It was a blustery, wintry afternoon in 1970 at the University of Chicago when I first met Louis and Mary's son Richard. He had just completed a preliminary presentation on his new finds from Lake Turkana (then Lake Rudolf). I told him I would be in Nairobi the next summer and wanted to see his exciting hominid fossils. A year younger than I, he had chosen, after becoming disenchanted with the safari business, to follow in his parents' footsteps. It appeared that he too possessed the "Leakey luck" and was well on the way to stardom in paleoanthropology.
Our first meeting in Nairobi was cordial, and Richard dazzled me with remarkable specimens; a friendship was simmering. Beginning preparations for my research in Ethiopia's Afar region, I was a frequent visitor to Nairobi, and Richard offered suggestions and appeared supportive of my efforts. But our conversation always had a dimension of competition, and even though we offered each other advice, in retrospect it was as if we were looking for chinks in each other's armor.
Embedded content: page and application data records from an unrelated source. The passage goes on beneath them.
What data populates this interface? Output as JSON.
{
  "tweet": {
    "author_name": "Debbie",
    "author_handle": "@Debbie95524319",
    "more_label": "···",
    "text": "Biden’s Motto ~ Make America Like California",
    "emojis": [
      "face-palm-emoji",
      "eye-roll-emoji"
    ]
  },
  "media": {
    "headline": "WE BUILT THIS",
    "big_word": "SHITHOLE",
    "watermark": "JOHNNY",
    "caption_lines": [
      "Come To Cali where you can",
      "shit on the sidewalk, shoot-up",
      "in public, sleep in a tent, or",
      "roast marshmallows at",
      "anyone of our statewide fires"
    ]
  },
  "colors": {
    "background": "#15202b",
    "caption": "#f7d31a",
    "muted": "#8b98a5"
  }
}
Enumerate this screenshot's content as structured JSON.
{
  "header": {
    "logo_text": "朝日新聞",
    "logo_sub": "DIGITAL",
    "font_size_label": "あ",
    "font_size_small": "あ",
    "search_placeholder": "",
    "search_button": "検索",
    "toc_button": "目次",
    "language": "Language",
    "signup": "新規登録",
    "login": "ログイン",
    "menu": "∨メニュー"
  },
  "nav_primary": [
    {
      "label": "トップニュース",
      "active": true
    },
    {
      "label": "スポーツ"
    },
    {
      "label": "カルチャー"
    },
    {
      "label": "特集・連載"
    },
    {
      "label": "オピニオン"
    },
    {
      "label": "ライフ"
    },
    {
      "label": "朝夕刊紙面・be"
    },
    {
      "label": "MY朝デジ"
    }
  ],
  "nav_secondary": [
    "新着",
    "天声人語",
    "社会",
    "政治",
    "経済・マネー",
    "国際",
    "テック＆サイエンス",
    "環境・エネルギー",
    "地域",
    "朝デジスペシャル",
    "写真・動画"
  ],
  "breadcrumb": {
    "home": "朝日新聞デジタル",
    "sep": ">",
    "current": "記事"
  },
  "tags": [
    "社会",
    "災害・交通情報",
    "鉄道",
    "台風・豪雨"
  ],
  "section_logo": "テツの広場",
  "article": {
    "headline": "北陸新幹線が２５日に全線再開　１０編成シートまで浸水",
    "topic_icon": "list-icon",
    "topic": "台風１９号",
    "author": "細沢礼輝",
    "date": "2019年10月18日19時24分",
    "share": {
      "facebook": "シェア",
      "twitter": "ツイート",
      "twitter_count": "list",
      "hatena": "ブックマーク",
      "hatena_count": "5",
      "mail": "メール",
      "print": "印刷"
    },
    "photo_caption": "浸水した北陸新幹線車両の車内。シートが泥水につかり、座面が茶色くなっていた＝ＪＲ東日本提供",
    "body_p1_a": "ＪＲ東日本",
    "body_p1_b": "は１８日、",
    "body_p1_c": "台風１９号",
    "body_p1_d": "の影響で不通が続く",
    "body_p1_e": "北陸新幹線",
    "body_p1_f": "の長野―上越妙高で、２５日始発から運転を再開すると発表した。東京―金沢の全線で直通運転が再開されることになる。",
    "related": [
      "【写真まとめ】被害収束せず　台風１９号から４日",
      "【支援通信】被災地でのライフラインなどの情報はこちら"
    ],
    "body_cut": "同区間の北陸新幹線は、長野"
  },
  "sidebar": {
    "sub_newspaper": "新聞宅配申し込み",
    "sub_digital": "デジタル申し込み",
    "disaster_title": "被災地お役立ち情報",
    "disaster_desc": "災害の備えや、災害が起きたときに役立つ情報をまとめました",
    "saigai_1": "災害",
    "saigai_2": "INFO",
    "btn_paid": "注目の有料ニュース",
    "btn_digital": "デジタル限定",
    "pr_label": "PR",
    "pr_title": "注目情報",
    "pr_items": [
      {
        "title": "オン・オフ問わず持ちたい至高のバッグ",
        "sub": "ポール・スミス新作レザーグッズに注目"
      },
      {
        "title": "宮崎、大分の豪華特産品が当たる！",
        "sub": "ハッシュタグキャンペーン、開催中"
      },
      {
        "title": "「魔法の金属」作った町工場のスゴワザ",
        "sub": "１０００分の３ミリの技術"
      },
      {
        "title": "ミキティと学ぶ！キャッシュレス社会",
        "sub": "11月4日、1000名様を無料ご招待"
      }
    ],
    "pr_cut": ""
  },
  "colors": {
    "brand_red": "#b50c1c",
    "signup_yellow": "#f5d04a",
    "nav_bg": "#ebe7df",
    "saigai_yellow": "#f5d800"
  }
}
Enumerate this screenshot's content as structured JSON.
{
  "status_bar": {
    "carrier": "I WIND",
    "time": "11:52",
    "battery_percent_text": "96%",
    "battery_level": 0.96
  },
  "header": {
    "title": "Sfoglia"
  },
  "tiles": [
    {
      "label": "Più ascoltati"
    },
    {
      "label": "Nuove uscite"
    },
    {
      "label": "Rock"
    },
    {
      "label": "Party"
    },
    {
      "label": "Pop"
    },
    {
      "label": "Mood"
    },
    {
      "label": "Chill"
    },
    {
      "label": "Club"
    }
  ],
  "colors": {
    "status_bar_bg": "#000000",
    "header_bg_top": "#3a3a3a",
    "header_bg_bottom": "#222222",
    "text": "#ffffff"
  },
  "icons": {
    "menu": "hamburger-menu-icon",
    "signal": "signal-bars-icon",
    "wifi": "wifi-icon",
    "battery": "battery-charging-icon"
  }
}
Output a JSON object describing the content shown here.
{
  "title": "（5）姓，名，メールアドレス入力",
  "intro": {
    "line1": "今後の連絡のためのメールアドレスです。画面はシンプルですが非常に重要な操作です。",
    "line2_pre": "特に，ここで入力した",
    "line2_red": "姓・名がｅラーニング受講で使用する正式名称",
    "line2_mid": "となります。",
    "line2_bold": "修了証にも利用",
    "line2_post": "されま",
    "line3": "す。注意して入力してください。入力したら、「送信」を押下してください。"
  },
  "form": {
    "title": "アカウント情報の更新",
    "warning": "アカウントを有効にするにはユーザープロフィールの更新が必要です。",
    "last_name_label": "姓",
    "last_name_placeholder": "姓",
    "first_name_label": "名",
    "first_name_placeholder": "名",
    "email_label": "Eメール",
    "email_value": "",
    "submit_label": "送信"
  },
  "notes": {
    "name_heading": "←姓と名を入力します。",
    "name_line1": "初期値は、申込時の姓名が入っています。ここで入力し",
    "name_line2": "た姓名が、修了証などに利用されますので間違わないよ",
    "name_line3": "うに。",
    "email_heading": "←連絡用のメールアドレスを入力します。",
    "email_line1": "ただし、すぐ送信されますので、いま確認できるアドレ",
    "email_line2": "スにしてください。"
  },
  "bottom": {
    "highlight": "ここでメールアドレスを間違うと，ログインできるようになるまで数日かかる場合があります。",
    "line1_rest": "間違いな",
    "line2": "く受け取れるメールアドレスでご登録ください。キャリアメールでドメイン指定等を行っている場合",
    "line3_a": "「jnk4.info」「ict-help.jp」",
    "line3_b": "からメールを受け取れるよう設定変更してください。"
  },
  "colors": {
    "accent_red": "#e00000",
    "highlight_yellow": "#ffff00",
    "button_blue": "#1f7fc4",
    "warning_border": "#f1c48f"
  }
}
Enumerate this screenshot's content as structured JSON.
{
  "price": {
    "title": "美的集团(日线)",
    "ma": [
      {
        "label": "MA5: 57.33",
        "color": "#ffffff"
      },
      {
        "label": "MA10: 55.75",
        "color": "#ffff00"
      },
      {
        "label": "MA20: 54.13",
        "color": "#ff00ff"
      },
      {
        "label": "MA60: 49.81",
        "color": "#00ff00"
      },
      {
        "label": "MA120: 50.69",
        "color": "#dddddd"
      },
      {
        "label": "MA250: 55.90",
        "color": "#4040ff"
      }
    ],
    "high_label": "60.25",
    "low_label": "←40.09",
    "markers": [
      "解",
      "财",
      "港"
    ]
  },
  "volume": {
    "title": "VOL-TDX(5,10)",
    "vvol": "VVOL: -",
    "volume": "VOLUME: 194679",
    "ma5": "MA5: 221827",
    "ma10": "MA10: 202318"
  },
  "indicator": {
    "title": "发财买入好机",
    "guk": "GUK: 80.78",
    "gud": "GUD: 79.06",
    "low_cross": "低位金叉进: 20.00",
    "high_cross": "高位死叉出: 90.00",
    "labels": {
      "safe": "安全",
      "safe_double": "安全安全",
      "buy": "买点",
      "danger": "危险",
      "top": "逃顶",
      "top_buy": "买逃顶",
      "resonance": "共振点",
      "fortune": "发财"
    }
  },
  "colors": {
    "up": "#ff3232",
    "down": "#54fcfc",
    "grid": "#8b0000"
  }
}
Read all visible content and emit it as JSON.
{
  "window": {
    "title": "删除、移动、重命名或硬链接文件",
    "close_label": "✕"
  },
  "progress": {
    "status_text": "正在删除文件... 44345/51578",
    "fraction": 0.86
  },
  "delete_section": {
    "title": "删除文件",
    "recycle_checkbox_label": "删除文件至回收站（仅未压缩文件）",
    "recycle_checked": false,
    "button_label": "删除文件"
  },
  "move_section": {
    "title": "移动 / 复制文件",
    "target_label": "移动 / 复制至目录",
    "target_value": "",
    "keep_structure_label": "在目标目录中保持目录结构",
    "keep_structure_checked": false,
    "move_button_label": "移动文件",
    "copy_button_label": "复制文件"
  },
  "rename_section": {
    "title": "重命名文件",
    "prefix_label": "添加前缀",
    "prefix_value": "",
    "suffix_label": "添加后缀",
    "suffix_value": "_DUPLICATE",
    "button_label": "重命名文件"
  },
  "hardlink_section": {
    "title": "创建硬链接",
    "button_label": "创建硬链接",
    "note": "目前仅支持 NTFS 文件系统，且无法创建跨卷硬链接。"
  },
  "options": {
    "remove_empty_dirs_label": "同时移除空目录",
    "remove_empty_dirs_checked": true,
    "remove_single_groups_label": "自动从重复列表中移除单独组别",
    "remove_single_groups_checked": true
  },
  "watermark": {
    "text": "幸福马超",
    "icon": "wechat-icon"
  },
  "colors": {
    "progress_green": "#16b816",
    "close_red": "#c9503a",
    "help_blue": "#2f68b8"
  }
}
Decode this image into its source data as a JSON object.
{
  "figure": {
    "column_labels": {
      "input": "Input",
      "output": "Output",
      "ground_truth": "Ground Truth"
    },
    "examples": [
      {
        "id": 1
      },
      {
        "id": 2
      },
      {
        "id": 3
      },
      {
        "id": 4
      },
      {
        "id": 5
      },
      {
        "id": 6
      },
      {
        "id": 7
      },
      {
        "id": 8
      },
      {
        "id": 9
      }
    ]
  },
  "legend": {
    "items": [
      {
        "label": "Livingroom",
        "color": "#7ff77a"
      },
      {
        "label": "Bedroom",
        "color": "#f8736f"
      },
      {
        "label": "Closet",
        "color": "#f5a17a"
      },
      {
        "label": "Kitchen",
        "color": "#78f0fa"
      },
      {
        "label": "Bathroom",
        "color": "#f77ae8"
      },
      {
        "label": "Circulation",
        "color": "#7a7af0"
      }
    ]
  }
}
Both of us were strong in character and ultimately, almost inevitably, this led to our estrangement in 1981. We were the Young Turks of anthropology in those days, staunchly defending our interpretations of human evolution. Perhaps now, with the mellowing of age, it is time to break the silence.